Serenity, A Personal Essay on Standardized Testing
By Mary Chesshire
“I went into teaching so that I could help children perform well on standardized testing,” said no teacher, ever.
And yet, we allow our self-esteem, our feelings of efficacy, even our very reason for being, to hinge on those numbers and percentages that come in at the end of each year.
If the scores are higher than we expect, we’re rock stars; we’re wicked awesome educators. We have found our calling in life and aren’t we lucky, aren’t the children of our community blessed to have us as their humble servants?
But what if the numbers disappoint us? We’re scum. We should have become accountants. We hate our community, the administration, and the government. We blame No Child Left Behind, we blame immigration, and we blame parents and other teachers and the children. We’re fighting a losing battle and we’re rearranging the chairs on the Titanic. We’re hopeless all because of those numbers.
I started this piece wanting to rage against the mental image of standardized testing as a gigantic, expensive, gilt mirror that crushes the institution it was designed to reflect. Perhaps that’s a bit melodramatic, don’t you think? Instead, won’t you join me in Reinhold Niebuhr’s Serenity Prayer?
“God grant me the serenity to accept the things I cannot change, the courage to change the things I can, and wisdom to know the difference.”
The fact of the matter is that we must have accountability. If it’s not the devil we know, then it will be the one that we don’t. Testing of one kind or another is here to stay.
“Grant me the serenity…”
No profession attracts a higher quality of people than teaching. Teachers are caring and generous to a fault. They freely give of their time, their resources and their hearts. Even the least of them stands head and shoulders above the general population. It’s then no wonder that their hearts break when they see the children they’ve worked with all year, struggle and fall short of the imaginary line.
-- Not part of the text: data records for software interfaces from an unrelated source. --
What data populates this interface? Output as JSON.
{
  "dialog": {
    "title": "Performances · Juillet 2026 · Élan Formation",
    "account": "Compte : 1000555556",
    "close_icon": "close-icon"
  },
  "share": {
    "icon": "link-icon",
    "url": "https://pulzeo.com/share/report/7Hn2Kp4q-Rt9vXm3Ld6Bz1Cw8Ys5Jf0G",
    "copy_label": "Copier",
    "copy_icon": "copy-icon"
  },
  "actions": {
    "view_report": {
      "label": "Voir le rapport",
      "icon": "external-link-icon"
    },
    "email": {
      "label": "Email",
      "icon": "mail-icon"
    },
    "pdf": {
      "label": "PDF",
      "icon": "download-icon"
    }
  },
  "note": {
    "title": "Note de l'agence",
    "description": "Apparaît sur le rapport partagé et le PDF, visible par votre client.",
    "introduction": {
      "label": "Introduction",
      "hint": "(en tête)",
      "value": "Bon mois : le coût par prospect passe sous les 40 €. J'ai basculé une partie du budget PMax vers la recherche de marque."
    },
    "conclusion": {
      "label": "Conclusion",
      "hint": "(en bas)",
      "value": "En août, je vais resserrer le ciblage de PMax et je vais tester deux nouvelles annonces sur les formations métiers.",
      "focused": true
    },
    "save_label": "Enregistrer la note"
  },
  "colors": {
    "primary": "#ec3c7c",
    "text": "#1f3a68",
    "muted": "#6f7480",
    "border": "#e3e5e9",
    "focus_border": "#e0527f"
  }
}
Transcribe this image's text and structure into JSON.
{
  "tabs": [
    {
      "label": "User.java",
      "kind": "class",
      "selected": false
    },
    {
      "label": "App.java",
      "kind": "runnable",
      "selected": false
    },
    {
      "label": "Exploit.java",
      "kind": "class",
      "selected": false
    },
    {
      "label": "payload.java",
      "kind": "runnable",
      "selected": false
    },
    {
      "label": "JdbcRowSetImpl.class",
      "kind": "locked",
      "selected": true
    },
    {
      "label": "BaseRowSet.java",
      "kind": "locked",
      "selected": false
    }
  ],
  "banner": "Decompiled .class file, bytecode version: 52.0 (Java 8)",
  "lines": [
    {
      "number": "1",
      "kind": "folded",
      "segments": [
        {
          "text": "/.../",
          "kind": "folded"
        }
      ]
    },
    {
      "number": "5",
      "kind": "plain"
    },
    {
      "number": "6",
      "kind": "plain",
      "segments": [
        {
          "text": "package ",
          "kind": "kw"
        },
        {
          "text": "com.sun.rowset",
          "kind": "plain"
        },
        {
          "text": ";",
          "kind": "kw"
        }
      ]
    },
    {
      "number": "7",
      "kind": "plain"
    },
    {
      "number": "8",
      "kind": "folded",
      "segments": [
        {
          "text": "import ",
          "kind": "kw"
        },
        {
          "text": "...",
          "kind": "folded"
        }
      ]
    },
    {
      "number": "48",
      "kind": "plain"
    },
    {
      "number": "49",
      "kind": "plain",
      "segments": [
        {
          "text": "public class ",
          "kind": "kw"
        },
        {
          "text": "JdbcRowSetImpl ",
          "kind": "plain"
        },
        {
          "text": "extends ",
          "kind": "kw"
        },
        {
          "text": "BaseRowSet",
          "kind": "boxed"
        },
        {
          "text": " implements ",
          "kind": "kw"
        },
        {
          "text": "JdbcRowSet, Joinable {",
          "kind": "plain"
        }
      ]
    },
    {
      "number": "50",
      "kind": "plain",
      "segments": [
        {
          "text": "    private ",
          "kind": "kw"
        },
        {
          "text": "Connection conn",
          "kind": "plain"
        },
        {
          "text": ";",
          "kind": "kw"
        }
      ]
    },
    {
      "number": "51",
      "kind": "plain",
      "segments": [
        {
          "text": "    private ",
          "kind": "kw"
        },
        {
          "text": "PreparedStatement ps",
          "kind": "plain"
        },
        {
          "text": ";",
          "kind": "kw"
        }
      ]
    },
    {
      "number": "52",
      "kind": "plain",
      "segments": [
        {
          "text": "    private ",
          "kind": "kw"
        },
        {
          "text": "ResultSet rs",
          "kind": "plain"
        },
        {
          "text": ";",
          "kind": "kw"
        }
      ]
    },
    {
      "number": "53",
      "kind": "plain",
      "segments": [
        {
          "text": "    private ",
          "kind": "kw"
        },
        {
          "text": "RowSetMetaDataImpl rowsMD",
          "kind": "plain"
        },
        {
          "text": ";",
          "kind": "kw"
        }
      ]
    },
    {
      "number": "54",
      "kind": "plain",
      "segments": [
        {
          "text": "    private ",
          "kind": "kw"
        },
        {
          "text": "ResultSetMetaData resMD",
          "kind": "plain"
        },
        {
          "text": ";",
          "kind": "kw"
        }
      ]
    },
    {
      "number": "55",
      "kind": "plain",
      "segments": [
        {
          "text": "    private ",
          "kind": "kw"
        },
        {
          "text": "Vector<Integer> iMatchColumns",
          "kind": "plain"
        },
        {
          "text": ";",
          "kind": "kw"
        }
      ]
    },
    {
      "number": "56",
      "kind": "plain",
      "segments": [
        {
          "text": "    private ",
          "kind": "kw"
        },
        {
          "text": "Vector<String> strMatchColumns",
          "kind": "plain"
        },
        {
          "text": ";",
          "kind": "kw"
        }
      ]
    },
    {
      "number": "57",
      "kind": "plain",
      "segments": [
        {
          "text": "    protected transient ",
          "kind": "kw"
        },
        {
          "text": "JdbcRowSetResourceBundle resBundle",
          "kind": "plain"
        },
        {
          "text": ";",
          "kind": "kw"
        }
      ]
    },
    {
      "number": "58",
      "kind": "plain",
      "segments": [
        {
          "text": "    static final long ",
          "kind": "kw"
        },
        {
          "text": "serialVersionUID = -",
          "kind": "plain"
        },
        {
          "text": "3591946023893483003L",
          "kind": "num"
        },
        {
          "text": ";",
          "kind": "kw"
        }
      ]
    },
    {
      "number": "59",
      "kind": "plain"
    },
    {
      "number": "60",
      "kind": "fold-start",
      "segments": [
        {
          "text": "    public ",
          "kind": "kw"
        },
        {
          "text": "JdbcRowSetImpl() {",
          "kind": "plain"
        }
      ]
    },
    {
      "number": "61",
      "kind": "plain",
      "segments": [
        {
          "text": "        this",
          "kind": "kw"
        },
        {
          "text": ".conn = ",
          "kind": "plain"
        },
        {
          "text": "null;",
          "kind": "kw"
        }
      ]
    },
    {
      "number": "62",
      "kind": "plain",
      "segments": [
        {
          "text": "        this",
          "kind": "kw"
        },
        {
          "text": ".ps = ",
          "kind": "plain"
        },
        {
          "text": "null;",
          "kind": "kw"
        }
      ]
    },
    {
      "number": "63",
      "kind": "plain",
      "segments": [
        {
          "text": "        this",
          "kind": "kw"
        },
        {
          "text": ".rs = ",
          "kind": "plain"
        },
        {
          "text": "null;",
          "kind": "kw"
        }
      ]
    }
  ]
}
“Grant me the courage…”
We are people, nonetheless, and in being such are never perfect. This imperfection gives us the opportunity to look into ourselves and ask, “What is within our control that we can change to give our students more chances at success?”
I’m preaching to the choir, you say?
I’m preaching to myself, feel free to listen in….
God, grant me the passion I need for my content area. Let me model the joy of discovery, even when it’s the same lesson that I’ve already taught five times today. Help me to remember that this is the first time that these students have experienced it, and if I am not excited about my lesson, then how can I expect them to be?
Lord, grant me the strength to resist the temptation to use Tim and Mobi to teach my lessons for me, not even to activate prior knowledge. Remind me to never abdicate my position, even for five to seven minutes, to a cartoon robot.
And Lord, help me to maintain a climate in which each learner feels confident and secure. Help them to believe that my subject is important and that the lesson will be both valuable and fun. Remind me that laughter relieves stress, even when they are laughing at me instead of with me. Remind me that cross lateral activities involving the arms and legs help those who are sleepy, frustrated, or overwhelmed. And that this works for students, as well.
Help me to provide an environment that is both stimulating and calming, engaging to all the senses and, optimal for all learners.
Help me to follow the teachings of Bloom and Vygotsky, but also lead me to the most relevant new brain-based research.
Finally Lord, thank you for giving me the opportunity to work with the children you place in my care. Walk with me every step of every day so that I might model the actions and attitudes that you would have me do.
Mary Chesshire has been a Special Education teacher at Dumas Intermediate School in Dumas, Texas for the last three years and has accepted the position of High School Art teacher at Dumas High School for the upcoming year. She earned her Master’s in Art Education at Texas Tech University in 2009 and is certified in Art, Special Education, and general education.